The U.S. could face a shortage of between 54,100 and 139,000 physicians by 2033, according to new data from the Association of American Medical Colleges. The estimate is higher than AAMC's 2019 report, which projected a shortage of up to 121,900 physicians by 2032.
"This annual analysis continues to show that our country will face a significant shortage of physicians in the coming years," AAMC President and CEO David Skorton, MD, said in a news release. "The gap between the country's increasing healthcare demands and the supply of doctors to adequately respond has become more evident as we continue to combat the COVID-19 pandemic. The challenge of having enough doctors to serve our communities will get even worse as the nation's population continues to grow and age."

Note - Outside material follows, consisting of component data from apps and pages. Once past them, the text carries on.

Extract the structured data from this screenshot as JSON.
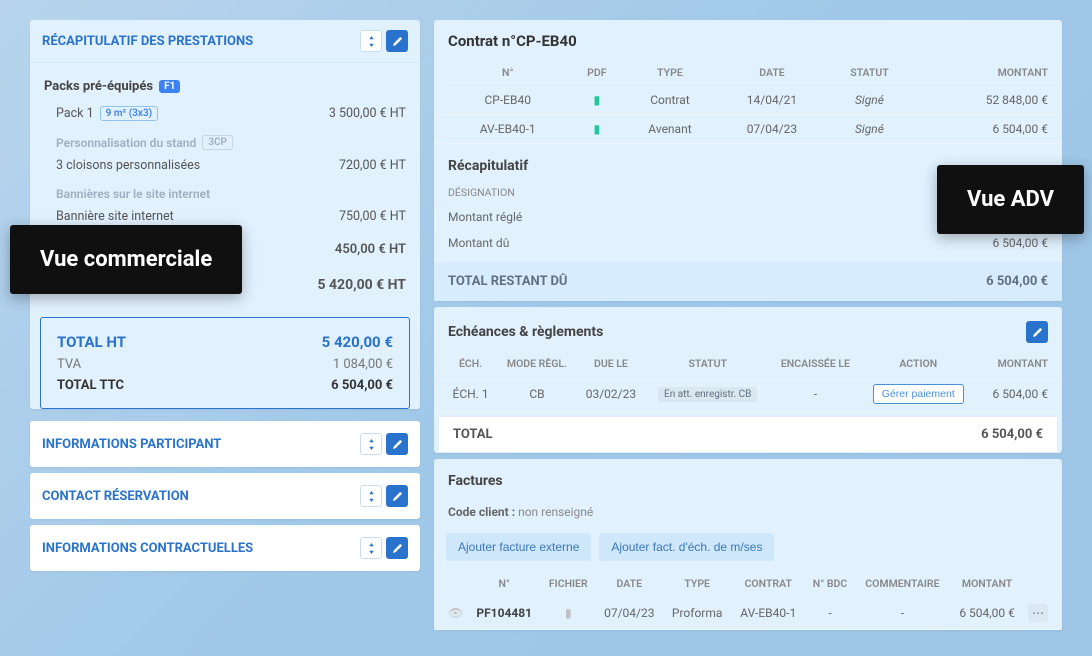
{
  "overlays": {
    "left": "Vue commerciale",
    "right": "Vue ADV"
  },
  "recap": {
    "title": "RÉCAPITULATIF DES PRESTATIONS",
    "packs_title": "Packs pré-équipés",
    "packs_badge": "F1",
    "pack1_label": "Pack 1",
    "pack1_badge": "9 m² (3x3)",
    "pack1_amount": "3 500,00 € HT",
    "perso_title": "Personnalisation du stand",
    "perso_badge": "3CP",
    "perso_line_label": "3 cloisons personnalisées",
    "perso_line_amount": "720,00 € HT",
    "ban_title": "Bannières sur le site internet",
    "ban_line_label": "Bannière site internet",
    "ban_line_amount": "750,00 € HT",
    "extra_amount": "450,00 € HT",
    "subtotal_amount": "5 420,00 € HT",
    "totals": {
      "ht_label": "TOTAL HT",
      "ht_value": "5 420,00 €",
      "tva_label": "TVA",
      "tva_value": "1 084,00 €",
      "ttc_label": "TOTAL TTC",
      "ttc_value": "6 504,00 €"
    }
  },
  "collapsibles": {
    "participant": "INFORMATIONS PARTICIPANT",
    "contact": "CONTACT RÉSERVATION",
    "contractual": "INFORMATIONS CONTRACTUELLES"
  },
  "contract": {
    "title": "Contrat n°CP-EB40",
    "cols": {
      "num": "N°",
      "pdf": "PDF",
      "type": "TYPE",
      "date": "DATE",
      "statut": "STATUT",
      "montant": "MONTANT"
    },
    "rows": [
      {
        "num": "CP-EB40",
        "type": "Contrat",
        "date": "14/04/21",
        "statut": "Signé",
        "montant": "52 848,00 €"
      },
      {
        "num": "AV-EB40-1",
        "type": "Avenant",
        "date": "07/04/23",
        "statut": "Signé",
        "montant": "6 504,00 €"
      }
    ],
    "recap_title": "Récapitulatif",
    "recap_designation": "DÉSIGNATION",
    "recap_rows": [
      {
        "label": "Montant réglé",
        "value": ""
      },
      {
        "label": "Montant dû",
        "value": "6 504,00 €"
      }
    ],
    "total_rest_label": "TOTAL RESTANT DÛ",
    "total_rest_value": "6 504,00 €"
  },
  "sched": {
    "title": "Echéances & règlements",
    "cols": {
      "ech": "ÉCH.",
      "mode": "MODE RÈGL.",
      "due": "DUE LE",
      "statut": "STATUT",
      "encaissee": "ENCAISSÉE LE",
      "action": "ACTION",
      "montant": "MONTANT"
    },
    "row": {
      "ech": "ÉCH. 1",
      "mode": "CB",
      "due": "03/02/23",
      "statut": "En att. enregistr. CB",
      "encaissee": "-",
      "action": "Gérer paiement",
      "montant": "6 504,00 €"
    },
    "total_label": "TOTAL",
    "total_value": "6 504,00 €"
  },
  "invoices": {
    "title": "Factures",
    "code_client_label": "Code client :",
    "code_client_value": "non renseigné",
    "btn_add_external": "Ajouter facture externe",
    "btn_add_sched": "Ajouter fact. d'éch. de m/ses",
    "cols": {
      "num": "N°",
      "fichier": "FICHIER",
      "date": "DATE",
      "type": "TYPE",
      "contrat": "CONTRAT",
      "bdc": "N° BDC",
      "comment": "COMMENTAIRE",
      "montant": "MONTANT"
    },
    "row": {
      "num": "PF104481",
      "date": "07/04/23",
      "type": "Proforma",
      "contrat": "AV-EB40-1",
      "bdc": "-",
      "comment": "-",
      "montant": "6 504,00 €"
    }
  }
}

The Life Science division of IHS Markit, a global information company, conducted the study for AAMC in 2019 before the COVID-19 pandemic. While the analysis excludes specific information or scenarios based on that crisis, it does include supply and demand scenarios and was updated with the latest information on healthcare trends, such as data on physician work hours and retirement trends, the association said.
Five findings from the analysis:
1. The 2020 update shows a potential shortage of 21,400 and 55,200 primary care physicians by 2033.
2. The U.S. faces a potential shortage of 33,700 and 86,700 non-primary care specialty physicians by 2033. This includes 17,100 to 28,700 for surgical specialties.
3. AAMC cites population growth and aging as the primary drivers of the projected physician shortage from 2018 to 2033. The analysis accounted for projections suggesting the U.S. population will grow by 10.4 percent, from about 327 million to 361 million, by 2033, with the population of Americans older than 65 increasing by 45.1 percent.
4. AAMC also accounted for the potential influence of physician retirement in its physician shortage projections. More than two of five currently active physicians will be older than 65 in the next 10 years.
5. Improved access to care would increase the need for physicians. The AAMC estimates suggest the current demand could increase by an additional 74,100 to 145,500 physicians if people living in non-metropolitan areas and the uninsured used care the same way as those with coverage in metropolitan areas.
To access the full analysis, click here.